It is not the basic insect diversity strategy which is difficult, but the discipline to avoid “going nuclear” with toxic responses even if a particular insect surges temporarily beyond acceptable levels of feeding. For a couple of years in my garden harlequin bug, which had never been a problem for me, shut down production of radishes and turnips—one hundred percent. Even at that level of damage, I refused to jeopardize garden diversity in an attempt to gain temporary relief from the harlequin bug. The next season, some balance re-asserted itself—the harlequin was still present, but only in modest numbers—and I was eating radishes and turnips again. Meanwhile, populations of other competitors such as cabbage worm had continued their decline each season.

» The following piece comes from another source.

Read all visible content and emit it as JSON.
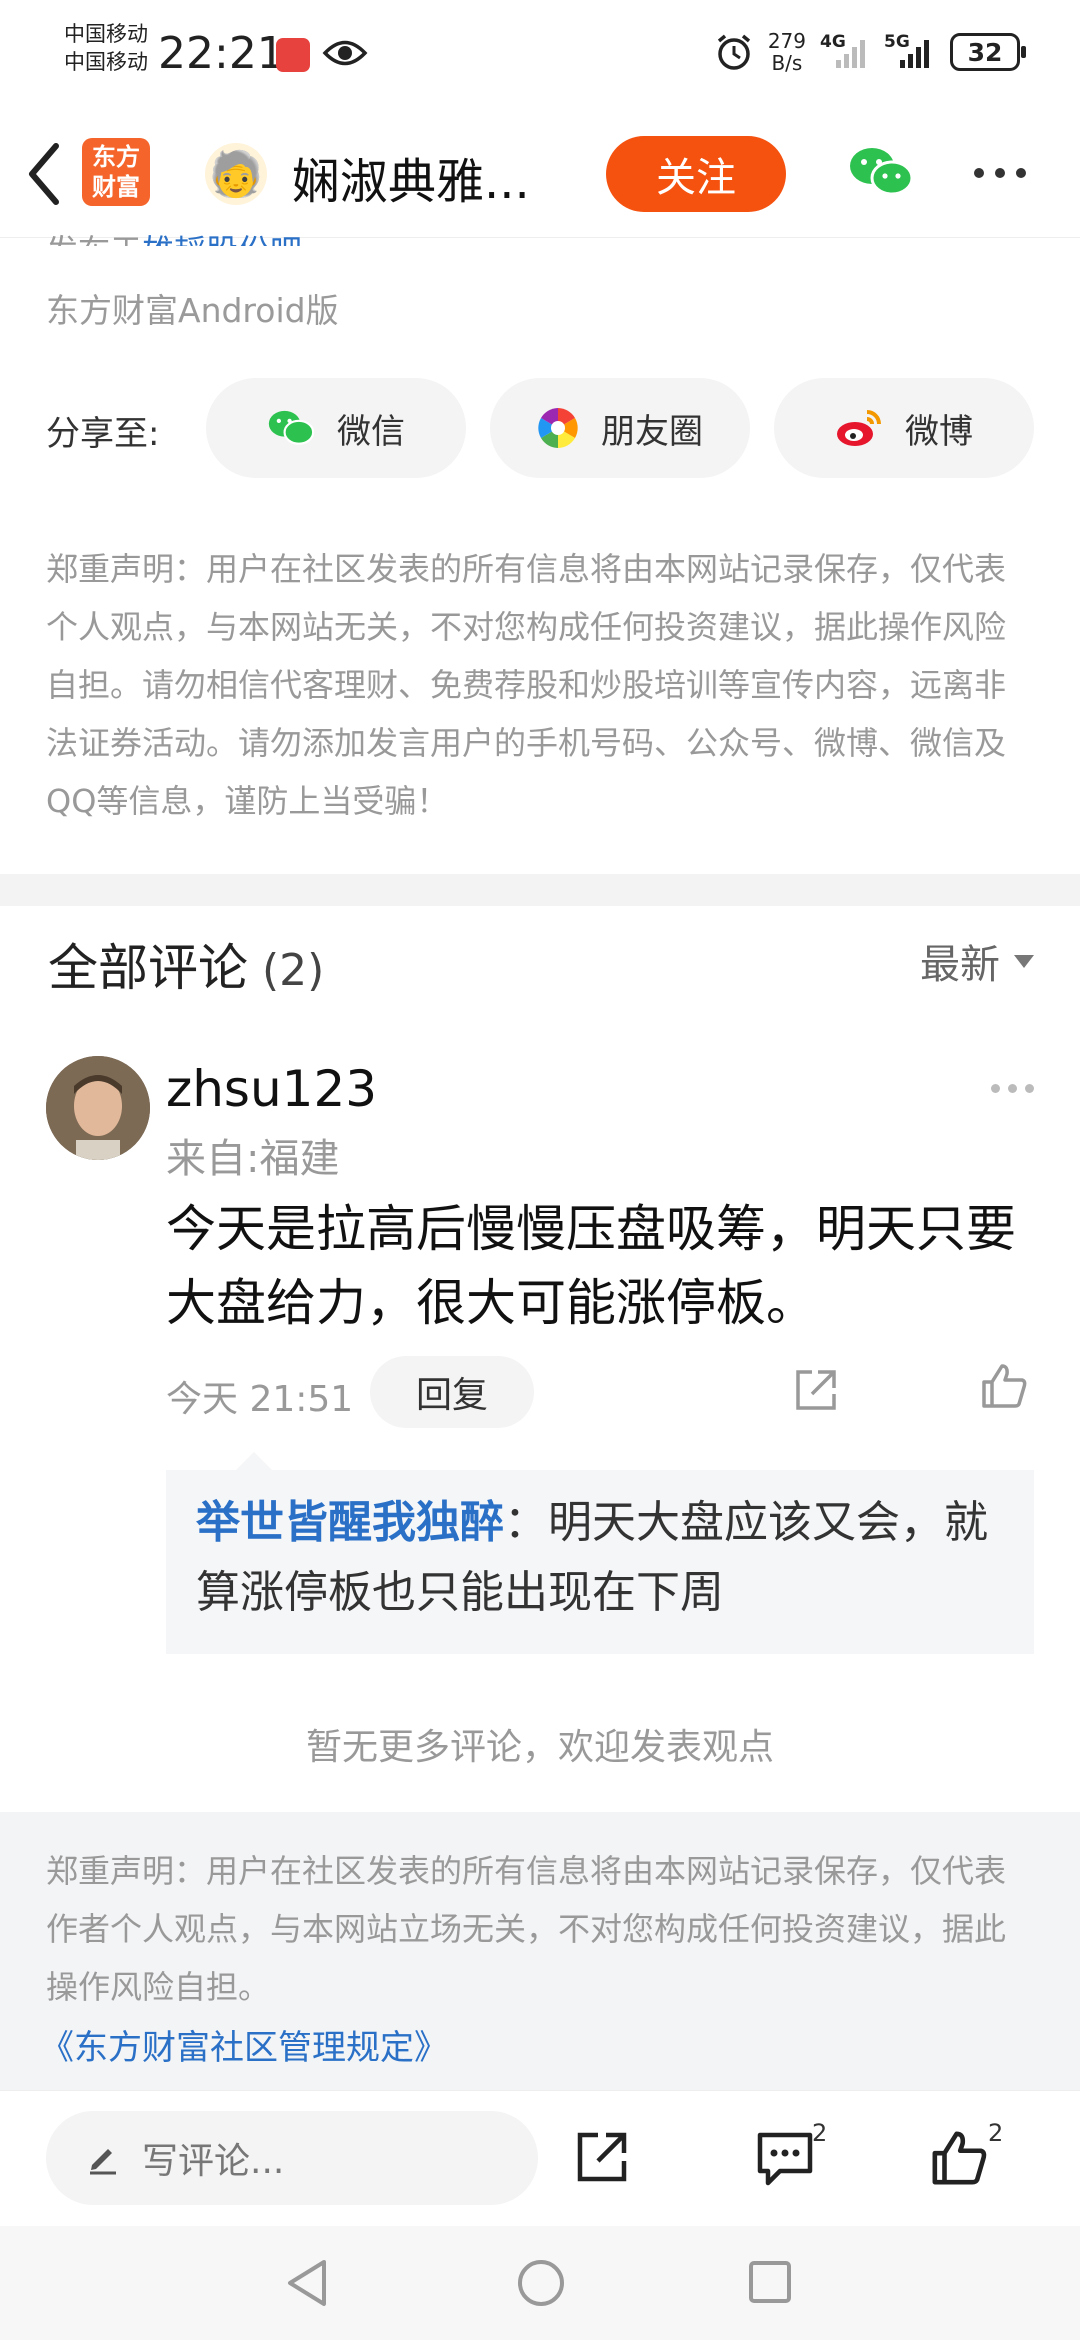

Manufacturers can sell us poison sprays only if they convince us to see insects as a big threat. I hope you will instead see a kaleidoscopic diversity of insects in the backyard as the key to sustainable, chemical-free gardening—and a thing of beauty.
It helps to remember that healthy plants may actually be stimulated by loss of up to ten percent of leaf mass to insect feeding. Remember as well that our great-grandparents grew lots of their own produce, thank you, long before poison merchants such as Monsanto and Cargill arrived on the scene.
Vegetable gardening without pesticides is not a fairy tale, but a practical, effective program. I have used no broad spectrum pesticides whatever in my garden for well over two decades. I still have problems with some insect species in some crops in some seasons. But every season, without exception, I grow more beautiful, residue-free produce than we can eat and give away.